There seems to be a large mismatch in what Information Technologies today can do, and what IT does for the consumer regarding the origins and impacts of their purchases. We can access information about anything on Wikipedia for free, we can target sub-groups of sub-groups using Facebook or Google ads in a way that marketers 20 years ago could never imagine. But try to find out where your shirt came from and you will find out what country the final factory was in; almost certainly not when it was produced, how it got to you, the source of the materials, the producer or the picker of the cotton. Was the cotton picked by slaves? Possibly.
When you consider all the information that is missing from the average piece of consumer goods, especially for relatively ‘simple’ goods like clothing or food, it is astounding when comparing to what we have available to us in different areas of our lives. Questions like:
- Where is the factory?
- Did the factory use renewable sources of power?
- What was the CO2 impact of the factory that can be attributed to my product?
- Was the building LEED certified?
- What about the materials / inputs used? Their CO2 impact?
- Were they sourced ethically?
- Where did they come from? Are they local?
- Did this product help destroy the rainforest? Or did it come from a forest that was sustainably logged?
- What about the packaging? Is it biodegradable? Will it likely be recycled?
When you consider how markets are supposed to be the most ‘efficient allocator of resources’ in economic-speak, then a lack of information on this magnitude is a huge market failure. I argue that all of us routinely buy products, and thereby support companies, which we would in no way support if we had full information about their impact.

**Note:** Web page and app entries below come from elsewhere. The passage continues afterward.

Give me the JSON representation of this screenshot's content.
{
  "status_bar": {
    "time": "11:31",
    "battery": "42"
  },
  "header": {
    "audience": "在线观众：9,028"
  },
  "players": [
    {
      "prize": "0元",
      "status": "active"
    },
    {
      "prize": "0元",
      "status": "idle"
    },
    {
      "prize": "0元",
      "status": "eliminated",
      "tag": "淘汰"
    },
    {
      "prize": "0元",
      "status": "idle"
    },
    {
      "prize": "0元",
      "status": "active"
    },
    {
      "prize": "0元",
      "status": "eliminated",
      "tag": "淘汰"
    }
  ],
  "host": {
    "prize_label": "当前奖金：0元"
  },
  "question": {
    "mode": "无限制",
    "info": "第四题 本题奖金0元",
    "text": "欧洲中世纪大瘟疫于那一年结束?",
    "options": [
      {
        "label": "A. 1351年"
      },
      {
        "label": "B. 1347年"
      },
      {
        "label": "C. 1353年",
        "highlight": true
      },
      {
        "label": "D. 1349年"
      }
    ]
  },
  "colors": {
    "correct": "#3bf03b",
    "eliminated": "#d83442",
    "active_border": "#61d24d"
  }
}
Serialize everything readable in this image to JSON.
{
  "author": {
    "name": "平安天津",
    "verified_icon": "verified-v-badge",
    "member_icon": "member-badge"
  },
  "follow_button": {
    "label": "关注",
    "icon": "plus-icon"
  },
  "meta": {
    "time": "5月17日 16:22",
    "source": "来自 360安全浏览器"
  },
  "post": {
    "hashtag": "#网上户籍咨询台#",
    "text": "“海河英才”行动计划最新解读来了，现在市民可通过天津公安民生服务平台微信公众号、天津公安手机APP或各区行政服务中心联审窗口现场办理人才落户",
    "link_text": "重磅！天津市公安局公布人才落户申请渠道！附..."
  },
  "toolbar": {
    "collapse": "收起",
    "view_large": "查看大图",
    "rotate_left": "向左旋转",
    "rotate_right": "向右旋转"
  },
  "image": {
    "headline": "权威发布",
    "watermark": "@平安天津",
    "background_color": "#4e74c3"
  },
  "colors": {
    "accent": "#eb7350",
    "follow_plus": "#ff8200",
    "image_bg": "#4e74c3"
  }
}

The key to giving the consumer access to this information is through the traceability of products within and between firms. It is the traceability of products that is the key for creating a sustainable, just, and low carbon world.
If we had traceability then consumers will choose to purchase a fairly produced product, all other variables being equal. Having detailed information available will create a virtuous cycle, more info, more claims of good can be proven, more business try to do good.
There is the question of proving the claims that are supplied by companies, and this is a valid question. Blockchain technologies can prove the transactions between parties so that the transfers between parties are proven. But I think that simply providing the information is a necessary first step, before building a system that verifies these transactions. Additionally, blockchain technologies are associated with a cost for writing transactions to the blockchain, and for some goods this proof will simply not be necessary. For example, if you buy eggs from a retailer that deals with local farmers only, do you really need a blockchain transaction to ‘prove’ that the local farmer and retailer transferred ownership of the eggs at a particular time? What is the risk to you if the retailer mixed the eggs up with a different local farmer? Of course for other goods that are counterfeited regularly, a blockchain proof would be desirable.
Some may ask about information overload. Who will have time to consume all this information? But by simply providing this information, then something can be done with it. If it is provided for a product, it can be read perhaps by an AI program that will rank how ‘good’ the product is, compared to competing products. Let the market decide how ‘good’ each product is, based on facts. All the questions that are posed above have objective answers. And these answers will go a long way in combating greenwashing of products. After all, if the products are produced fairly, then provide proof of this to the consumer at the time of purchase.
Another point of contention will surely be about the confidentiality of suppliers. This issue can be mitigated due to how Entity Systems works. Because the information about products is passed on to the next player in the supply chain, all control over this information is also passed along as well. So if a retail firm wants to only reveal the CO2 emissions that their supplier emitted during production of the item in question, and not the name and location, that is entirely within their control, no third party is involved.
I want to live in a world where products that do not have their origin provided, do not have their carbon emissions provided are simply assumed to be produced unsustainably, in poor conditions, perhaps by slave labour. Products that don’t disclose their origins should be assumed to be shady product, because if they are not, then why don’t they disclose information about the origin of the product?